■ YOUR OBJECTIVE: Copy every entry below verbatim, except for images.

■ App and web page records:
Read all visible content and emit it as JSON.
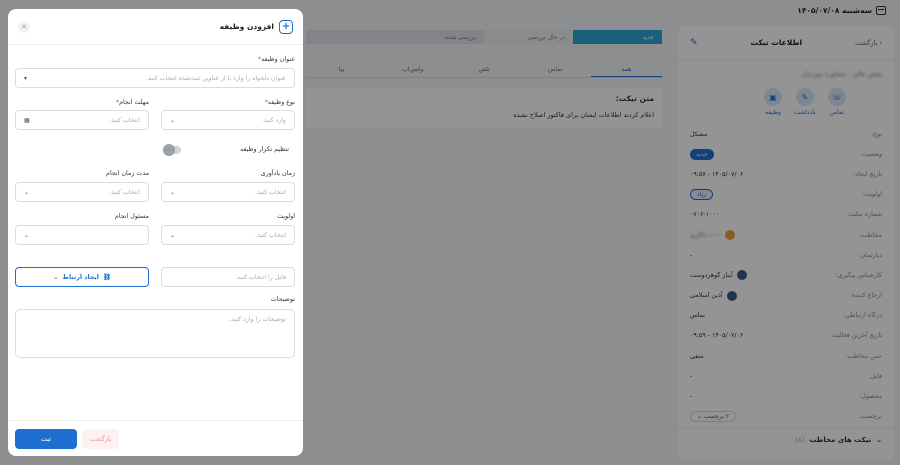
{
  "header": {
    "date": "سه‌شنبه ۱۴۰۵/۰۷/۰۸"
  },
  "steps": [
    "جدید",
    "در حال بررسی",
    "بررسی شده",
    ""
  ],
  "tabs": [
    "همه",
    "تماس",
    "تلفن",
    "واتس‌اپ",
    "پیا"
  ],
  "ticket_text": {
    "heading": "متن تیکت:",
    "body": "اعلام کردند اطلاعات ایشان برای فاکتور اصلاح نشده"
  },
  "ticket_panel": {
    "title": "اطلاعات تیکت",
    "back_label": "بازگشت",
    "name_blurred": "بخش عالی - مشاوره موردیان",
    "actions": [
      {
        "label": "تماس",
        "icon": "phone-icon"
      },
      {
        "label": "یادداشت",
        "icon": "note-icon"
      },
      {
        "label": "وظیفه",
        "icon": "task-icon"
      }
    ],
    "rows": [
      {
        "key": "نوع:",
        "value": "مشکل"
      },
      {
        "key": "وضعیت:",
        "value": "جدید",
        "chip": "blue"
      },
      {
        "key": "تاریخ ایجاد:",
        "value": "۱۴۰۵/۰۷/۰۶ - ۰۹:۵۷"
      },
      {
        "key": "اولویت:",
        "value": "زیاد",
        "chip": "outline"
      },
      {
        "key": "شماره تیکت:",
        "value": "۰۷۰۶-۱۰۰۰"
      },
      {
        "key": "مخاطب:",
        "value": "—— ذاکری",
        "avatar": "orange",
        "blur": true
      },
      {
        "key": "دپارتمان:",
        "value": "-"
      },
      {
        "key": "کارشناس پیگیری:",
        "value": "آیناز گوهردوست",
        "avatar": "blue"
      },
      {
        "key": "ارجاع کننده:",
        "value": "آذین اسلامی",
        "avatar": "blue"
      },
      {
        "key": "درگاه ارتباطی:",
        "value": "تماس"
      },
      {
        "key": "تاریخ آخرین فعالیت:",
        "value": "۱۴۰۵/۰۷/۰۶ - ۰۹:۵۹"
      },
      {
        "key": "حس مخاطب:",
        "value": "منفی"
      },
      {
        "key": "فایل:",
        "value": "-"
      },
      {
        "key": "محصول:",
        "value": "-"
      },
      {
        "key": "برچسب:",
        "value": "۲ برچسب",
        "tag": true
      }
    ],
    "related_label": "تیکت های مخاطب",
    "related_count": "(۸)"
  },
  "modal": {
    "title": "افزودن وظیفه",
    "task_title_label": "عنوان وظیفه",
    "task_title_placeholder": "عنوان دلخواه را وارد یا از عناوین ثبت‌شده انتخاب کنید.",
    "task_type_label": "نوع وظیفه",
    "task_type_placeholder": "وارد کنید.",
    "deadline_label": "مهلت انجام",
    "deadline_placeholder": "انتخاب کنید.",
    "repeat_label": "تنظیم تکرار وظیفه",
    "reminder_label": "زمان یادآوری",
    "reminder_placeholder": "انتخاب کنید.",
    "duration_label": "مدت زمان انجام",
    "duration_placeholder": "انتخاب کنید.",
    "priority_label": "اولویت",
    "priority_placeholder": "انتخاب کنید.",
    "assignee_label": "مسئول انجام",
    "assignee_placeholder": "",
    "link_placeholder": "فایل را انتخاب کنید.",
    "link_button": "ایجاد ارتباط",
    "desc_label": "توضیحات",
    "desc_placeholder": "توضیحات را وارد کنید.",
    "cancel_label": "بازگشت",
    "submit_label": "ثبت"
  }
}
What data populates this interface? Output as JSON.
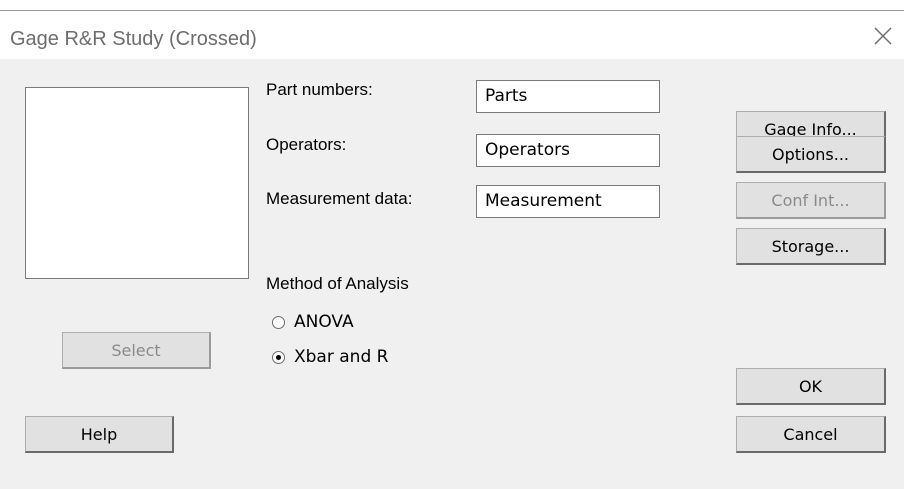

■ EXERCISE RESULT:
Read all visible content and emit it as JSON.
{
  "header": {
    "date": "سه‌شنبه ۱۴۰۵/۰۷/۰۸"
  },
  "steps": [
    "جدید",
    "در حال بررسی",
    "بررسی شده",
    ""
  ],
  "tabs": [
    "همه",
    "تماس",
    "تلفن",
    "واتس‌اپ",
    "پیا"
  ],
  "ticket_text": {
    "heading": "متن تیکت:",
    "body": "اعلام کردند اطلاعات ایشان برای فاکتور اصلاح نشده"
  },
  "ticket_panel": {
    "title": "اطلاعات تیکت",
    "back_label": "بازگشت",
    "name_blurred": "بخش عالی - مشاوره موردیان",
    "actions": [
      {
        "label": "تماس",
        "icon": "phone-icon"
      },
      {
        "label": "یادداشت",
        "icon": "note-icon"
      },
      {
        "label": "وظیفه",
        "icon": "task-icon"
      }
    ],
    "rows": [
      {
        "key": "نوع:",
        "value": "مشکل"
      },
      {
        "key": "وضعیت:",
        "value": "جدید",
        "chip": "blue"
      },
      {
        "key": "تاریخ ایجاد:",
        "value": "۱۴۰۵/۰۷/۰۶ - ۰۹:۵۷"
      },
      {
        "key": "اولویت:",
        "value": "زیاد",
        "chip": "outline"
      },
      {
        "key": "شماره تیکت:",
        "value": "۰۷۰۶-۱۰۰۰"
      },
      {
        "key": "مخاطب:",
        "value": "—— ذاکری",
        "avatar": "orange",
        "blur": true
      },
      {
        "key": "دپارتمان:",
        "value": "-"
      },
      {
        "key": "کارشناس پیگیری:",
        "value": "آیناز گوهردوست",
        "avatar": "blue"
      },
      {
        "key": "ارجاع کننده:",
        "value": "آذین اسلامی",
        "avatar": "blue"
      },
      {
        "key": "درگاه ارتباطی:",
        "value": "تماس"
      },
      {
        "key": "تاریخ آخرین فعالیت:",
        "value": "۱۴۰۵/۰۷/۰۶ - ۰۹:۵۹"
      },
      {
        "key": "حس مخاطب:",
        "value": "منفی"
      },
      {
        "key": "فایل:",
        "value": "-"
      },
      {
        "key": "محصول:",
        "value": "-"
      },
      {
        "key": "برچسب:",
        "value": "۲ برچسب",
        "tag": true
      }
    ],
    "related_label": "تیکت های مخاطب",
    "related_count": "(۸)"
  },
  "modal": {
    "title": "افزودن وظیفه",
    "task_title_label": "عنوان وظیفه",
    "task_title_placeholder": "عنوان دلخواه را وارد یا از عناوین ثبت‌شده انتخاب کنید.",
    "task_type_label": "نوع وظیفه",
    "task_type_placeholder": "وارد کنید.",
    "deadline_label": "مهلت انجام",
    "deadline_placeholder": "انتخاب کنید.",
    "repeat_label": "تنظیم تکرار وظیفه",
    "reminder_label": "زمان یادآوری",
    "reminder_placeholder": "انتخاب کنید.",
    "duration_label": "مدت زمان انجام",
    "duration_placeholder": "انتخاب کنید.",
    "priority_label": "اولویت",
    "priority_placeholder": "انتخاب کنید.",
    "assignee_label": "مسئول انجام",
    "assignee_placeholder": "",
    "link_placeholder": "فایل را انتخاب کنید.",
    "link_button": "ایجاد ارتباط",
    "desc_label": "توضیحات",
    "desc_placeholder": "توضیحات را وارد کنید.",
    "cancel_label": "بازگشت",
    "submit_label": "ثبت"
  }
}
What data populates this interface? Output as JSON.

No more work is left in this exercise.